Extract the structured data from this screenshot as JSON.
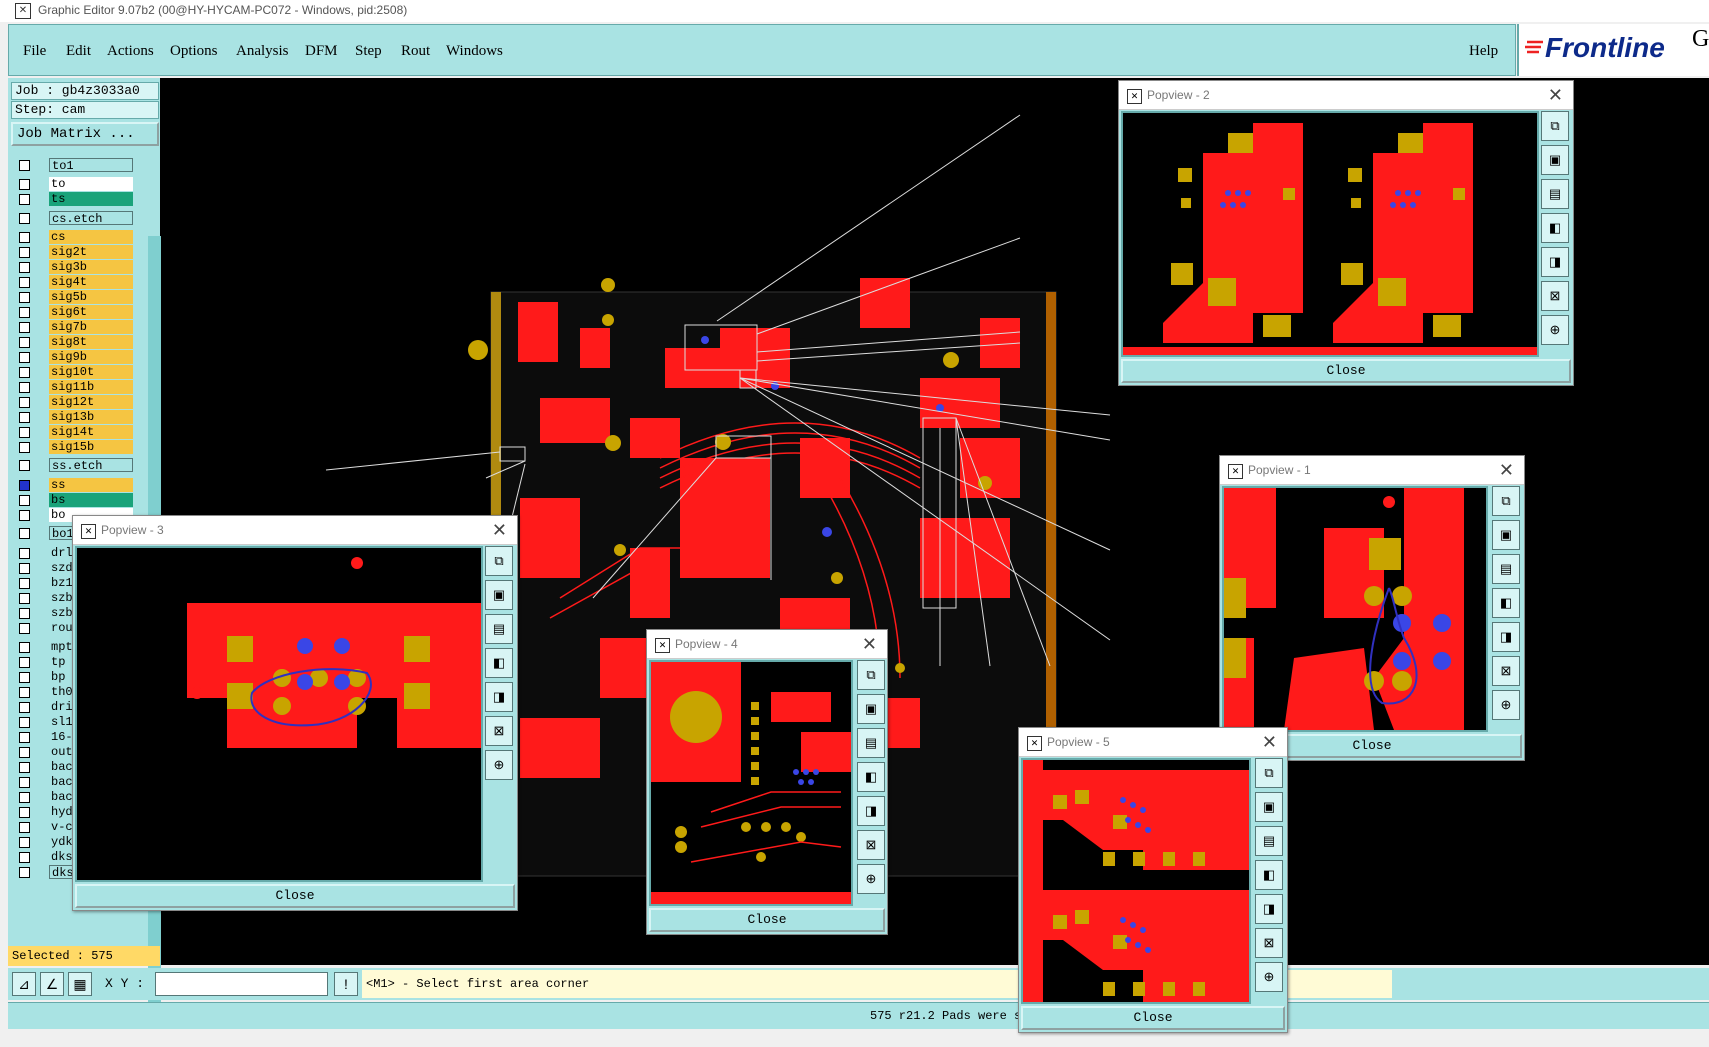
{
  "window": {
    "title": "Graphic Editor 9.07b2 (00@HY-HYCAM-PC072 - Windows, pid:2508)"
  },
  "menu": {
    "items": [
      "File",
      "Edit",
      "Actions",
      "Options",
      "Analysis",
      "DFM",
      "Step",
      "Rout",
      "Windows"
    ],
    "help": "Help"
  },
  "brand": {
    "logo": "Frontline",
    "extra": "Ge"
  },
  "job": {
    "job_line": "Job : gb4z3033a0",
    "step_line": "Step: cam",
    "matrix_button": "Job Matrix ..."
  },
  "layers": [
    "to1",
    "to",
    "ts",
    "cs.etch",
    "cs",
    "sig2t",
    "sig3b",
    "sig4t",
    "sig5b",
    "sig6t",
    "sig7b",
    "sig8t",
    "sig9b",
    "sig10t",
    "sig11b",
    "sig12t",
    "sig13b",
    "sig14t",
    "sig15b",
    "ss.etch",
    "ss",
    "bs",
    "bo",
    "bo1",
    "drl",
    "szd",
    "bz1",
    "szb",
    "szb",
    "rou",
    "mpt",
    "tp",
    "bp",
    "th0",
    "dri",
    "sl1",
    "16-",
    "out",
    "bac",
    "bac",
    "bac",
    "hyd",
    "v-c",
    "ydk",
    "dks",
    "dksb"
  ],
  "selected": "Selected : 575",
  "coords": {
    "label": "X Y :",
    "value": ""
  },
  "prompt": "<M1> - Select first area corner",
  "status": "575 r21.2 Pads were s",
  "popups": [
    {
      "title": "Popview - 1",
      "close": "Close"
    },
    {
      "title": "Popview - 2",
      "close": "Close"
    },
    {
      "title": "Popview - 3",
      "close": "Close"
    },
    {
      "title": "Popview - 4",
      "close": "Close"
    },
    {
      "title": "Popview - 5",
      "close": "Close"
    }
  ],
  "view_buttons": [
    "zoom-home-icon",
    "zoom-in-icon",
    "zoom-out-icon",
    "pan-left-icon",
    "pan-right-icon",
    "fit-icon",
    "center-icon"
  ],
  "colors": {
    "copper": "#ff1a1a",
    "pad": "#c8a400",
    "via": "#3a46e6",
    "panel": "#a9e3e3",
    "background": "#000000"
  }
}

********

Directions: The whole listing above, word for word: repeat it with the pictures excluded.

Your response:
Extract the structured data from this screenshot as JSON.
{
  "window": {
    "title": "Graphic Editor 9.07b2 (00@HY-HYCAM-PC072 - Windows, pid:2508)"
  },
  "menu": {
    "items": [
      "File",
      "Edit",
      "Actions",
      "Options",
      "Analysis",
      "DFM",
      "Step",
      "Rout",
      "Windows"
    ],
    "help": "Help"
  },
  "brand": {
    "logo": "Frontline",
    "extra": "Ge"
  },
  "job": {
    "job_line": "Job : gb4z3033a0",
    "step_line": "Step: cam",
    "matrix_button": "Job Matrix ..."
  },
  "layers": [
    "to1",
    "to",
    "ts",
    "cs.etch",
    "cs",
    "sig2t",
    "sig3b",
    "sig4t",
    "sig5b",
    "sig6t",
    "sig7b",
    "sig8t",
    "sig9b",
    "sig10t",
    "sig11b",
    "sig12t",
    "sig13b",
    "sig14t",
    "sig15b",
    "ss.etch",
    "ss",
    "bs",
    "bo",
    "bo1",
    "drl",
    "szd",
    "bz1",
    "szb",
    "szb",
    "rou",
    "mpt",
    "tp",
    "bp",
    "th0",
    "dri",
    "sl1",
    "16-",
    "out",
    "bac",
    "bac",
    "bac",
    "hyd",
    "v-c",
    "ydk",
    "dks",
    "dksb"
  ],
  "selected": "Selected : 575",
  "coords": {
    "label": "X Y :",
    "value": ""
  },
  "prompt": "<M1> - Select first area corner",
  "status": "575 r21.2 Pads were s",
  "popups": [
    {
      "title": "Popview - 1",
      "close": "Close"
    },
    {
      "title": "Popview - 2",
      "close": "Close"
    },
    {
      "title": "Popview - 3",
      "close": "Close"
    },
    {
      "title": "Popview - 4",
      "close": "Close"
    },
    {
      "title": "Popview - 5",
      "close": "Close"
    }
  ],
  "view_buttons": [
    "zoom-home-icon",
    "zoom-in-icon",
    "zoom-out-icon",
    "pan-left-icon",
    "pan-right-icon",
    "fit-icon",
    "center-icon"
  ],
  "colors": {
    "copper": "#ff1a1a",
    "pad": "#c8a400",
    "via": "#3a46e6",
    "panel": "#a9e3e3",
    "background": "#000000"
  }
}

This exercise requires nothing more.